A new study finds that, for every 10 people who get married, they also become registered to vote.
Researchers from the University of Toronto have analysed data from the Ontario’s 2015 census, where they found that among married black men, 11 percent register to participate in the province’s voting system, compared to only 6 percent of married white men.
In addition, only about 1 percent of black men who married a white woman registered to participate.
The study, published in the Journal of Ethnicity in Public Policy, is the first of its kind in Canada.
According to the study, the rate of black male registered voters is higher than for any other group in Ontario.
While the researchers say that this could have an impact on how the province handles registration, they say it is unlikely that the current registration rate is reflective of actual voting behaviour among black men.
The researchers also found that, among those who married black women, those who were registered to cast ballots were about as likely as those who did not to have any voting experience.
That could mean that those who marry black women are less likely to have participated in their own voting in the past, or could mean the opposite, said the study’s lead author, Jennifer Mascaro.
“We have some of the lowest rates of voter registration among other racial/ethnic groups in Canada,” Mascaros said in a news release.
Currently, there are only about 14.8 million registered voters in Ontario, according to the Canadian Centre for Policy Alternatives.
A total of 7.3 million registered citizens in Ontario have registered to become registered voters.
One of the study authors, Michael O’Hare, said that while registering is a necessary step for all people, it should not be a requirement for marriage.
Marriage is a ceremony that is about commitment, he added.
“It’s important that people are engaged in the process,” he said.
There are a lot of benefits that a marriage provides, including income security, the right to vote, and it’s a way to connect to communities.

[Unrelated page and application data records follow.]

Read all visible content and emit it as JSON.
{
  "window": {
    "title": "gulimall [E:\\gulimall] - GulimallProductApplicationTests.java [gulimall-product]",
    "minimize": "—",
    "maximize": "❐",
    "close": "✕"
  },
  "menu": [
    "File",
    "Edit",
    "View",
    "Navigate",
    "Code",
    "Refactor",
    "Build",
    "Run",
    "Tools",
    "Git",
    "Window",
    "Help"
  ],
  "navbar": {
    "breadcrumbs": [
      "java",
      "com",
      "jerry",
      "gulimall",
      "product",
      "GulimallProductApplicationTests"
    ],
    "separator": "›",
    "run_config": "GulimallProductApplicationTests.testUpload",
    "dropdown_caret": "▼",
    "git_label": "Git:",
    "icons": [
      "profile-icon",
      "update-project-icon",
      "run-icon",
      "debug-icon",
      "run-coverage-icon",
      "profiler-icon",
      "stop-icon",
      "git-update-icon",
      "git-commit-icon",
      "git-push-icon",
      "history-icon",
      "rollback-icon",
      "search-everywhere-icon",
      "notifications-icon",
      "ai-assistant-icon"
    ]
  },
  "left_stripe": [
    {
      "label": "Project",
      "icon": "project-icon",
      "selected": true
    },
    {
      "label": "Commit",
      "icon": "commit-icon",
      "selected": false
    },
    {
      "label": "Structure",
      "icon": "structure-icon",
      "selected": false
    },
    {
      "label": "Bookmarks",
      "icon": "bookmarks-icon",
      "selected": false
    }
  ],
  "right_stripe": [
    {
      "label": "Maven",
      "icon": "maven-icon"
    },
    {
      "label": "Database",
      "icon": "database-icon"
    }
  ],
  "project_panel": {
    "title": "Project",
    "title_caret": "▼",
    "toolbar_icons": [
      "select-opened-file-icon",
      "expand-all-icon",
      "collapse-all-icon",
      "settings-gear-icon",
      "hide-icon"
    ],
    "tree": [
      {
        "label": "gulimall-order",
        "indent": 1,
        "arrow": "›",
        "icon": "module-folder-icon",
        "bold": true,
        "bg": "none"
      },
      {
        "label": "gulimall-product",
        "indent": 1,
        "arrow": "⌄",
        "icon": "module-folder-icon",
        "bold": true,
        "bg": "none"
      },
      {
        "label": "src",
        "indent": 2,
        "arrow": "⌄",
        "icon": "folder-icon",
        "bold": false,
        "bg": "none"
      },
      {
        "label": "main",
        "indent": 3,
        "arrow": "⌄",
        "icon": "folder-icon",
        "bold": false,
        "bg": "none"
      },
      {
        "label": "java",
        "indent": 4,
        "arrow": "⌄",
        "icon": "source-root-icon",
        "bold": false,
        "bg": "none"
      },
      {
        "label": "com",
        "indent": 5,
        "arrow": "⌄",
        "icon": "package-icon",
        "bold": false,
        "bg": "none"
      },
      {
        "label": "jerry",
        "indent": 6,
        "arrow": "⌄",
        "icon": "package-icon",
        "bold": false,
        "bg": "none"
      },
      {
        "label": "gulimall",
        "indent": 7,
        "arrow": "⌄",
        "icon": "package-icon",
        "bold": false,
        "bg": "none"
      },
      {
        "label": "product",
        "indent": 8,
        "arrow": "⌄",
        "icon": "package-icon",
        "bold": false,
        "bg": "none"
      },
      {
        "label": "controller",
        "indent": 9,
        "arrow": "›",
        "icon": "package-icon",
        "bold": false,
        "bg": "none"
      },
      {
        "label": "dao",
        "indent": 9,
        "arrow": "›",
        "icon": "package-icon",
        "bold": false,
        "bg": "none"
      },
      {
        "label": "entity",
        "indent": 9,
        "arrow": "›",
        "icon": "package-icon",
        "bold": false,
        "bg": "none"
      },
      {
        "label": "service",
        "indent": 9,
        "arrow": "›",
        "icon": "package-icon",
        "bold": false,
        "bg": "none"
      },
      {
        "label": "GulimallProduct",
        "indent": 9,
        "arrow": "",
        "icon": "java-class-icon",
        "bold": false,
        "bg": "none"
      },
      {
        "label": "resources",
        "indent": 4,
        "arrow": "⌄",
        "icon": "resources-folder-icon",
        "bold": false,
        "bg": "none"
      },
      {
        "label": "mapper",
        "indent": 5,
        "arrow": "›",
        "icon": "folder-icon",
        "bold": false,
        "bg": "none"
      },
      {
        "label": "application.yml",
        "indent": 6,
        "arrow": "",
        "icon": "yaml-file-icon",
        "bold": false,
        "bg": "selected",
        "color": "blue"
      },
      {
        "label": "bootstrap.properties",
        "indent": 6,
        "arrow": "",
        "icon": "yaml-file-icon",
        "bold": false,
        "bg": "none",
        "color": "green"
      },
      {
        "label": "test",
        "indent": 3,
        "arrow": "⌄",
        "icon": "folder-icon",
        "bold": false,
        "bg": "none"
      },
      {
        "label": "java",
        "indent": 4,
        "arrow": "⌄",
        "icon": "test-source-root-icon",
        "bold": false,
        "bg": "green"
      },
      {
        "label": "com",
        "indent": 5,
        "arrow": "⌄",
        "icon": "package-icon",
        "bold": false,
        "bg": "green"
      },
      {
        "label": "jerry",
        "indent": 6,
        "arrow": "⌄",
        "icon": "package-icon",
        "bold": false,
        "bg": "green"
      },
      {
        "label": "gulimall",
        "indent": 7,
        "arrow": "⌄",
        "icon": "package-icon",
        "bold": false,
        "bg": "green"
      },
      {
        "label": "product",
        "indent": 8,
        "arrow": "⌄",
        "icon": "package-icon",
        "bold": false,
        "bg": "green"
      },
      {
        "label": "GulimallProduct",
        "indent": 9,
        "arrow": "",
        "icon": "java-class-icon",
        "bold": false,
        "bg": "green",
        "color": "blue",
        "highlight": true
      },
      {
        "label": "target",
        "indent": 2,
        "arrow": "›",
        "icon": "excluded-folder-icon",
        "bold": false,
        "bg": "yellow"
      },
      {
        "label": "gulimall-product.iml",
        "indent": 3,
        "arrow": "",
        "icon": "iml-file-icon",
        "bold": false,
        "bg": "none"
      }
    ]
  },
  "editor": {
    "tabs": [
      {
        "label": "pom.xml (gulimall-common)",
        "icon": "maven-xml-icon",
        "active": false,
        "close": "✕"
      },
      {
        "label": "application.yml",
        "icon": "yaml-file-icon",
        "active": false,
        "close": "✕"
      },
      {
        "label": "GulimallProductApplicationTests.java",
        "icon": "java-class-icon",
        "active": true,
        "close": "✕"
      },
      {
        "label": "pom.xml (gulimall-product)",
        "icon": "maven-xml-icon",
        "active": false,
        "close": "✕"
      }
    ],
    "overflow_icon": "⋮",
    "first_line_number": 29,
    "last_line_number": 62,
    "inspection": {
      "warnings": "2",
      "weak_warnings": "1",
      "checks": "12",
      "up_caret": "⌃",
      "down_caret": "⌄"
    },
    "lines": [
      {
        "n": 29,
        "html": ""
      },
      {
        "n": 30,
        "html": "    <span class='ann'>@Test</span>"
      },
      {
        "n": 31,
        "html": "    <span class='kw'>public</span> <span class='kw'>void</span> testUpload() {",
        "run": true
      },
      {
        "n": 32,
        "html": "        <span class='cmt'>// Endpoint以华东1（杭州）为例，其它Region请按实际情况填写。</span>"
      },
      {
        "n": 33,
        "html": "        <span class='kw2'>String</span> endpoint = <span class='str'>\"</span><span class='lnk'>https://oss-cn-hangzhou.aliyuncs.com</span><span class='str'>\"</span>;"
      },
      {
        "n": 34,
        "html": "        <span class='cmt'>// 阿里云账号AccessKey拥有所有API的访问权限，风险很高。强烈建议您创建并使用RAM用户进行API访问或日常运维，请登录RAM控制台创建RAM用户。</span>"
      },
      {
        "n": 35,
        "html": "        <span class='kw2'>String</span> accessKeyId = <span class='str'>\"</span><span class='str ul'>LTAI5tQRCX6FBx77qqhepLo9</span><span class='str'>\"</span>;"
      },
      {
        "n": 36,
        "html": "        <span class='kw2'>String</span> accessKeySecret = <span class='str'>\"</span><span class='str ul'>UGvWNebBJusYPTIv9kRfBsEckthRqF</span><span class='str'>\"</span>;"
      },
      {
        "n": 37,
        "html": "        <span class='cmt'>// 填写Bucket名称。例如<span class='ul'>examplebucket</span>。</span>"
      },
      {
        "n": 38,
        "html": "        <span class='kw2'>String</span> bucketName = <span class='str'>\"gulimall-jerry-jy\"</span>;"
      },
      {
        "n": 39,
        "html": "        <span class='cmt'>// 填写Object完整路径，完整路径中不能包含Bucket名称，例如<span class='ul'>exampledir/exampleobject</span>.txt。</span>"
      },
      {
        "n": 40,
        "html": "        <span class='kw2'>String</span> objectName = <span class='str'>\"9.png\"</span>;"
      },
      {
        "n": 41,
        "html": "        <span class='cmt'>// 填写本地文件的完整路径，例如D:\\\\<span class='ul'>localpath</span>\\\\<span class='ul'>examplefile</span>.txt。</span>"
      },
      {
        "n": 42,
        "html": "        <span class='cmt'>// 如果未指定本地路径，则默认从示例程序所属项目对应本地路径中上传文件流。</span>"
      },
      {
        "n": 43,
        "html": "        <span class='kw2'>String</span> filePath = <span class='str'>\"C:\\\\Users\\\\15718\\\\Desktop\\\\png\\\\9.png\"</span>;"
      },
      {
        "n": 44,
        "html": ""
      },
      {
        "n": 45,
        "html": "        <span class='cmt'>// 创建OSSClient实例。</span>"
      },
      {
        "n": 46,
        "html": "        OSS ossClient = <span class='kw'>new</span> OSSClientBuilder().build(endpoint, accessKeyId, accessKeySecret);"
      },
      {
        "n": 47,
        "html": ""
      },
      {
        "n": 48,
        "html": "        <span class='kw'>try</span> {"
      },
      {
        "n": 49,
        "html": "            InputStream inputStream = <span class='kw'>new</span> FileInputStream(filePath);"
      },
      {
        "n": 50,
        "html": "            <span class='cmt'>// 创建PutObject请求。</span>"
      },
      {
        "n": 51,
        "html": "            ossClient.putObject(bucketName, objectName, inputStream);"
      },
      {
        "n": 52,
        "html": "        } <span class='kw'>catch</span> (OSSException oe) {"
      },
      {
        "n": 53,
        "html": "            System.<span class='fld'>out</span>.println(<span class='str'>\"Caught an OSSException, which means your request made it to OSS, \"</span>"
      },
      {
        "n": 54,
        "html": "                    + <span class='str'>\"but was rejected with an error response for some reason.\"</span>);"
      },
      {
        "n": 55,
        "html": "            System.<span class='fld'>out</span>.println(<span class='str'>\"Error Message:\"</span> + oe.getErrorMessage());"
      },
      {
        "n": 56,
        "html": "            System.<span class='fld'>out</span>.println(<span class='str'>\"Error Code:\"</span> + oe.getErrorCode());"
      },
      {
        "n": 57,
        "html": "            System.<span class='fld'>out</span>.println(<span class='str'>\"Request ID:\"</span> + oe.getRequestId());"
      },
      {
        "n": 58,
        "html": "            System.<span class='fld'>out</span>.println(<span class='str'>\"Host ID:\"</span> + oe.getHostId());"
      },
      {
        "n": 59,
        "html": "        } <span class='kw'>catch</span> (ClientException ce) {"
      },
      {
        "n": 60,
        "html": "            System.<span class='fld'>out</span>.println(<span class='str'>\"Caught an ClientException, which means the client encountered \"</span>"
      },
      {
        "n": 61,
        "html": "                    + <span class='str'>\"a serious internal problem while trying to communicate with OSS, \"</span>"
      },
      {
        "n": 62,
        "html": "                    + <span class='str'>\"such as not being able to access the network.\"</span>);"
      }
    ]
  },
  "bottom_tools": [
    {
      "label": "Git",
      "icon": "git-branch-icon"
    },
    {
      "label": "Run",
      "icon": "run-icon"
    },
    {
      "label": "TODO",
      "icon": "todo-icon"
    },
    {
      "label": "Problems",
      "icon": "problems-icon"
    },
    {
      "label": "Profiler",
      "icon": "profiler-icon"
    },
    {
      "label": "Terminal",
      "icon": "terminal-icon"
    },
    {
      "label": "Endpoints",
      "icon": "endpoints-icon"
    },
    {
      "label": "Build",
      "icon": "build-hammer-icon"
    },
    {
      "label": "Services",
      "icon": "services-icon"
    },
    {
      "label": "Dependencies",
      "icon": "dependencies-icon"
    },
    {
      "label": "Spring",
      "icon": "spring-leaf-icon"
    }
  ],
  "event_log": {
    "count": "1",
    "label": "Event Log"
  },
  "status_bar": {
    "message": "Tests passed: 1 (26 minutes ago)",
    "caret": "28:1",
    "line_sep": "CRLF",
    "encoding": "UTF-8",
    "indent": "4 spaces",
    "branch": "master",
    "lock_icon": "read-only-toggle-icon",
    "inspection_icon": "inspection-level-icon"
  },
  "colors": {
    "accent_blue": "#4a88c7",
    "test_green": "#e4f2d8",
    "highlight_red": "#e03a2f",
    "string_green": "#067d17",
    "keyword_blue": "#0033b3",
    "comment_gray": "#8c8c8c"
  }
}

“It’s about bringing a community together.”
The researchers hope their research will inspire other groups in Ontario to join the fight against marriage discrimination.